Craig Morgan, MD, and Eye Consultants of Huntington, West Virginia, paid $907,074.64 to resolve allegations that they submitted false claims to Medicare and Medicaid, the U.S. Attorney’s Office for the Southern District of West Virginia reported.

A West Virginia ophthalmologist has reached a settlement with the U.S. Department of Justice to settle allegations that his practice submitted false claims to Medicare and Medicaid.

Craig Morgan, MD, and Eye Consultants of Huntington, West Virginia, have paid $907,074.64 to resolve allegations that they submitted false claims to Medicare and Medicaid, the Justice Department said in a Sept. 6 news release.

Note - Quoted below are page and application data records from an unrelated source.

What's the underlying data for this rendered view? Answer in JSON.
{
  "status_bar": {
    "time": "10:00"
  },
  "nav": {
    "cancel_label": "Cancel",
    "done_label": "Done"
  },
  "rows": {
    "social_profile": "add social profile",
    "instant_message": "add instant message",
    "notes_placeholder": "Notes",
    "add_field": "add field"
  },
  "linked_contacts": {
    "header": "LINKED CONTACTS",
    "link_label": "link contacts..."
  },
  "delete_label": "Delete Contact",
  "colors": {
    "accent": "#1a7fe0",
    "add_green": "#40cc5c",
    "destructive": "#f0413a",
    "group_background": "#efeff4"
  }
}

According to the Justice Department, from January 13, 2013, through April 12, 2019, Morgan administered vascular endothelial growth factor inhibitor injections into the eyes of patients to treat purported wet age-related macular degeneration or other ophthalmological conditions. Prosecutors said these injections were not medically necessary because the patients did not have treatable Wet-AMD or other conditions that would have warranted the invasive treatment.

“This settlement is important because it shows that this office, along with its federal partners, will aggressively seek re-imbursement when taxpayer money is spent wrongly,” United States Attorney Will Thompson said in a statement. “When a person goes to a medical provider, they expect the medical provider to treat them, not for the medical provider to figure out ways to enrich themselves.”

Morgan was identified by HHS-OIG as one of the top outliers for billing the Medicare program across all medical specialists in West Virginia, far exceeding the average of Medicare claims submitted by his peers. The vast majority of payments Morgan received from Medicare were for injections for purported treatment of wet-AMD.

“Providers who perform medically unnecessary procedures damage the trust of physician-patient relationships and exploit taxpayer-funded programs,” said HHS-OIG Special Agent in Charge Maureen Dixon. “HHS-OIG, and our law enforcement partners, are committed to working together to protect the integrity of federal health care programs.”

The case was investigated by HHS-OIG and the Federal Bureau of Investigation in collaboration with the United States Attorney’s Health Care Fraud Task Force, which brings together federal, state, and local law enforcement partners from numerous agencies to coordinate intelligence sharing and prosecution of health care fraud impacting Medicare, Medicaid, and other public health care programs.